If you don’t know Scott Weaver, you need to. Stat! Get to Snug Harbor or any of the other places he DJs or performs and hit him up for conversation. You won’t regret it. I had the opportunity to sit down and chat with Weaver over coffee on a morning before going to press with this print edition focusing on LGBT and friendly musicians in the Queen City. Weaver, 45, has been planning parties, DJ-ing and singing more than 20 years. He’s most well-known by some for his Thursday night Shiprocked! parties at Snug Harbor, but Weaver, is openly gay, also an astute musician, playing trumpet and doing vocals currently for the band Miami Dice (read their profile in our cover feature at goqnotes.com/35598/queer-music-in-the-qc/. In the past, he’s also played with Snagglepuss and Babyshaker. Here’s more about Weaver.

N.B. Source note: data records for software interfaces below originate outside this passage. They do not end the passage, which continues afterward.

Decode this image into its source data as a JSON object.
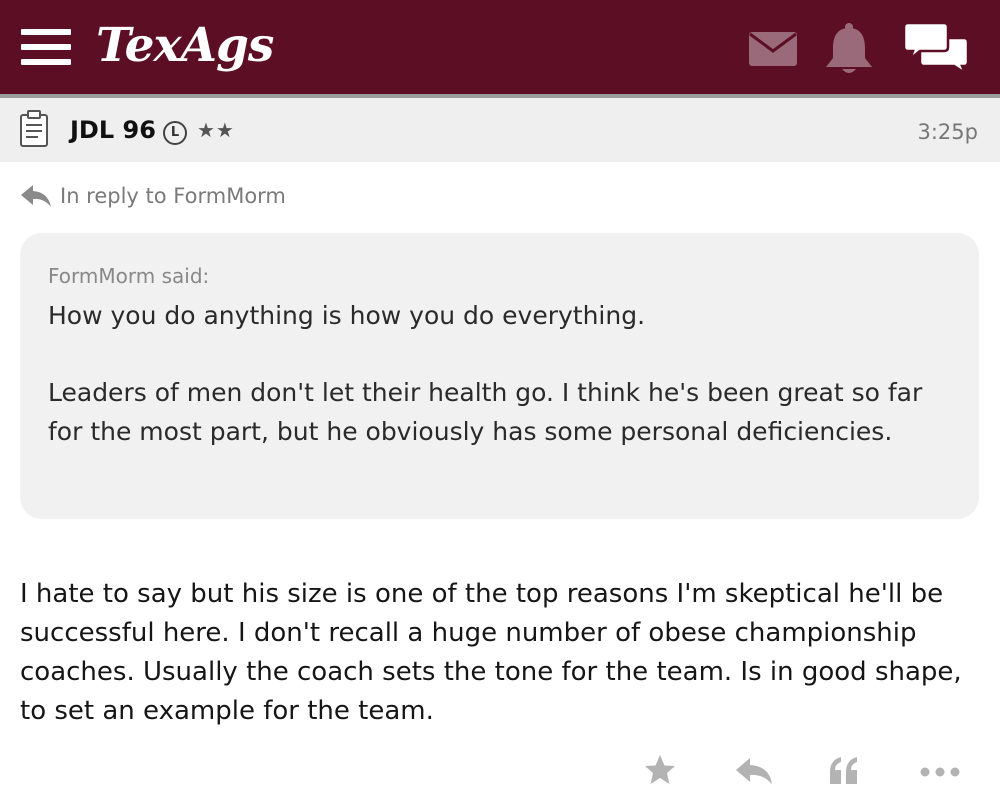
{
  "header": {
    "logo_text": "TexAgs",
    "bg_color": "#5c0f24",
    "icons": [
      "menu-icon",
      "mail-icon",
      "bell-icon",
      "chat-icon"
    ]
  },
  "post": {
    "username": "JDL 96",
    "badge": "L",
    "stars": "★★",
    "time": "3:25p",
    "reply_to": "In reply to FormMorm",
    "quote": {
      "author": "FormMorm said:",
      "paragraph1": "How you do anything is how you do everything.",
      "paragraph2": "Leaders of men don't let their health go. I think he's been great so far for the most part, but he obviously has some personal deficiencies."
    },
    "body": "I hate to say but his size is one of the top reasons I'm skeptical he'll be successful here. I don't recall a huge number of obese championship coaches. Usually the coach sets the tone for the team. Is in good shape, to set an example for the team.",
    "actions": [
      "star-icon",
      "reply-icon",
      "quote-icon",
      "more-icon"
    ]
  }
}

Our interview has been edited for brevity and clarity.
Matt Comer: Where are you originally from?
Scott Weaver: It’s most recognizable as Muscle Shoals, Ala., but it’s actually called the Shoals Area. Muscle Shoals is the most famous of the four little towns because of the recording industry there in the ‘60s and ‘70s.

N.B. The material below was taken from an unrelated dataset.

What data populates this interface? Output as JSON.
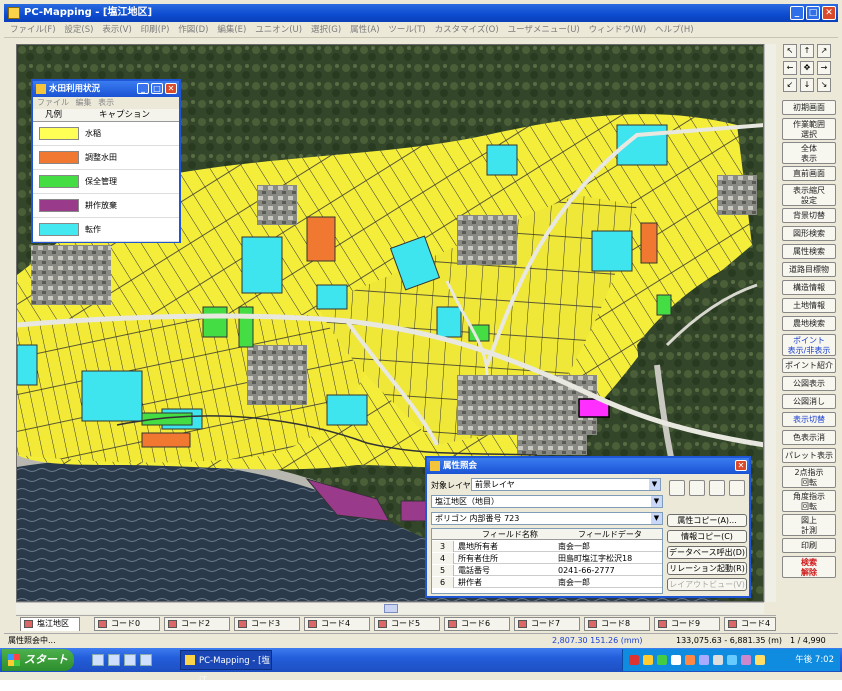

How long have you lived in Charlotte?
I moved here in August of 1995 to Plaza Midwood and that’s where I still live. I first worked for a store that’s now long since been gone, where Twenty Two is now. At the time it was the most underground sort of punk rock clubby kind of stores. It was called Superior Feet; they had originally started selling Doc Martens and then expanded into clothing and hair color and all that.

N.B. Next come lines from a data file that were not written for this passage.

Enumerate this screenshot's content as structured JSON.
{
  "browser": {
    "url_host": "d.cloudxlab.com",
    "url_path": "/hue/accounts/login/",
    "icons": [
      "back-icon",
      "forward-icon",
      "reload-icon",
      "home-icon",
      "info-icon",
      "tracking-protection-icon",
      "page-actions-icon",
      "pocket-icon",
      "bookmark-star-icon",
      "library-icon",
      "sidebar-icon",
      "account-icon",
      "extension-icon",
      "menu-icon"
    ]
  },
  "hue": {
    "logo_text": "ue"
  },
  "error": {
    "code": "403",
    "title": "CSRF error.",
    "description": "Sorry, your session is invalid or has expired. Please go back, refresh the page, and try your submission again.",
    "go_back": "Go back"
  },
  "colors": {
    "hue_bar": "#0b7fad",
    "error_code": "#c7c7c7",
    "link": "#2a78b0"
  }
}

What brought you to Charlotte?
Music brought me here. Actually, it was Hope Nicholls, who owned the store. She was very active in touring bands. I met them when they came through my home town. I knew her as a rock star. When I was in high school, she was in a big alternative band called Fetchin Bones. I saw her on MTV. Hope is one of those people that maybe now people are not as aware of all that, but in the ‘80s and ‘90s she was really prolific. I came because she offered me an opportunity to house sit and help run the store while she was gone. I came here thinking it would be a short gig that I would do. I didn’t have a plan. I met people and started projects and just never left.
What was growing up like for you?
I grew up in the ‘80s and came to maturity during the AIDS Crisis. I was very affected by that — having your sexual awakening at the same time you’re reading the news and having it equated with a death sentence.
How did that affect you?
It’s always carried over. That’s why I’ve always gotten condoms from RAIN or Planned Parenthood and provide them at my parties. That was always imprinted on me — if you’re going to party and all that you should still be aware. I’m not puritanical. I like people to have fun and I hope they get laid, but I just want to make sure they have the option to make a good decision.
How long have you had a passion for music?
I was always a music geek. I sang in chorus, the chamber choir and played in band in high school. By the time I was a senior in college, I began to plan parties. I convinced local business owners to let me take over and book acts. I wanted to try to make a scene happen, because I was so tired having to drive to Atlanta, Nashville or Birmingham every weekend to see the entertainment I wanted to see. My first party was in 1992.
You’re an openly gay musician and performer. What’s that been like and your interaction with the larger community?
I think that as acceptance has grown, in a lot of ways the community itself and how we present ourselves to the world — and I understand the politics of it — has changed to want to fit in and get equal treatment that way. That’s just always pissed me off. Some people tell me I don’t “seem like” a gay person. What’s a gay person supposed to “seem like”? Being out and being gay and refusing to be marketed in any other way other than “I’m just me and I can play rock and roll in your straight world” — that’s me. :